When we met at a restaurant, he chose to have more than one drink, and in the middle of a sentence, his Evil Other emerged. He criticized me unmercifully for not keeping my word about coming to his house—just the warm-up for an onslaught of verbal battering. It was amazing to me that I had given him so much ammunition and personal information in our phone conversations to turn against me. He glommed onto my strong sense of integrity, knowing that the worse thing he could accuse me of is not being forthright or true to my promise. I walked out, fuming, mostly at myself for being so vulnerable, but not without having the last word, which I threw over my shoulder, “You have just proven why I made the right decision not to go anywhere near your house.”

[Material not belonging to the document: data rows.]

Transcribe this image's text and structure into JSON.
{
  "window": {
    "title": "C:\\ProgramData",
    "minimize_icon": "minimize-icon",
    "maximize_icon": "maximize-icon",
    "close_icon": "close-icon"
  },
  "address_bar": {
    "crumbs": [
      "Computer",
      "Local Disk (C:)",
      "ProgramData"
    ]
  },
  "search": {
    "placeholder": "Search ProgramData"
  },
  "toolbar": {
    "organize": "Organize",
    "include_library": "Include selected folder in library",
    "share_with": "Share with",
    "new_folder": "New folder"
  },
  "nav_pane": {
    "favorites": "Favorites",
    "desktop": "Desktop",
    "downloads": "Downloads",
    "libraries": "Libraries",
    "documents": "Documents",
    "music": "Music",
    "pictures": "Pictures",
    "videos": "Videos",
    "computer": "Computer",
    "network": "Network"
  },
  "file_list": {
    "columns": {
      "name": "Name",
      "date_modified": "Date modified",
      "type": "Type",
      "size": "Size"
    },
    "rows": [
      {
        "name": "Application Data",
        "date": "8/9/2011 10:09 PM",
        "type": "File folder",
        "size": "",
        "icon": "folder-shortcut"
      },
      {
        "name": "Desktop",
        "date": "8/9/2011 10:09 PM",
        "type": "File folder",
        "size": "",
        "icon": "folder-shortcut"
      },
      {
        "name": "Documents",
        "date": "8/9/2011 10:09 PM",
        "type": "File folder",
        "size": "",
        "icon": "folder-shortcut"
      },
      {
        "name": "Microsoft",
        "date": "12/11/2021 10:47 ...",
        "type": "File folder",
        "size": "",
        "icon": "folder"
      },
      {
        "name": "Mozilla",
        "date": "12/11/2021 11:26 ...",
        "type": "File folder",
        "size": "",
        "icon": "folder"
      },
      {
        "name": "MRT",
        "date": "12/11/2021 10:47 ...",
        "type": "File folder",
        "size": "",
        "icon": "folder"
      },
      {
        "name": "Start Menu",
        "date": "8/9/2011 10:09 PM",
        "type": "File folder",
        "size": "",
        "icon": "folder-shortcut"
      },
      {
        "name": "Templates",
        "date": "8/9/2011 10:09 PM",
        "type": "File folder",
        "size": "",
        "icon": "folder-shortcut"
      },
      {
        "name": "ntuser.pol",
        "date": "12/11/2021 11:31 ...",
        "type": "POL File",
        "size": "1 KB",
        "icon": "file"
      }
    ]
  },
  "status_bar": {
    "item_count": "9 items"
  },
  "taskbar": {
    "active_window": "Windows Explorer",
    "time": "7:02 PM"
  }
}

Harold and Maude, on the other hand, represents the experience that seems a little strange at first, but something inside you knows there’s a hitch—some incongruity just sucks you in. Like Harold’s mother acting irritated with his “suicide attempts” instead of screaming or calling the paramedics. Ironically, I almost left Harold and Maude faster than my brush with the singles-ads weirdo and my own potential
Looking for Mr. Goodbar. There’s another movie I avoided, knowing it would be too scary for me to see—especially considering the risks I probably had no idea I was taking during my “bar phase” in my twenties.

We all have an internal alarm system that will keep us out of harm’s way, if we choose to hear it, but sometimes it conflicts with our desire to keep an open mind—or the way too open heart, eager to find love anywhere. If you feel a chill up your spine or witness any kind of behavior that seems “off” when you really don’t know someone well, that’s the time to run, not walk to the nearest exit.

On the other hand, if something is tickling your funny bone or you can remind yourself it’s “just a movie,” maybe a touch of the creeps is a relatively cheap thrill worth the occasional indulgence. I admit it. I have an approach-avoidance conflict to the bizarre as witnessed by my love of the cult TV show,
Twin Peaks and movies like Fargo. I can take dark drama/comedy, no matter how bizarre, as long as there is a lot of comic relief. Often these flicks or shows are too crazy to be real—and somehow the humor dilutes the horror. For the same reason, I’m a fan of the “cocktail mysteries” by J.A. Konrath.

Life without a skipped heartbeat now ‘n’ then might be just a bit too boring for the generation that grew up in the era of sex, drugs, and rock ‘n’ roll. And, for me, before that, who grew up on
Shock Theatre every Saturday night. I thought I had the most liberal parents on earth in the 1950s because they didn’t censor my viewing and allowed Marvin and “Dear” to baby-sit me for a couple hours each weekend.

Meanwhile, ready, set, go—trick or treat! May all your things that go bump in the night be imaginary, not real.

Happy Halloweird!

No comments: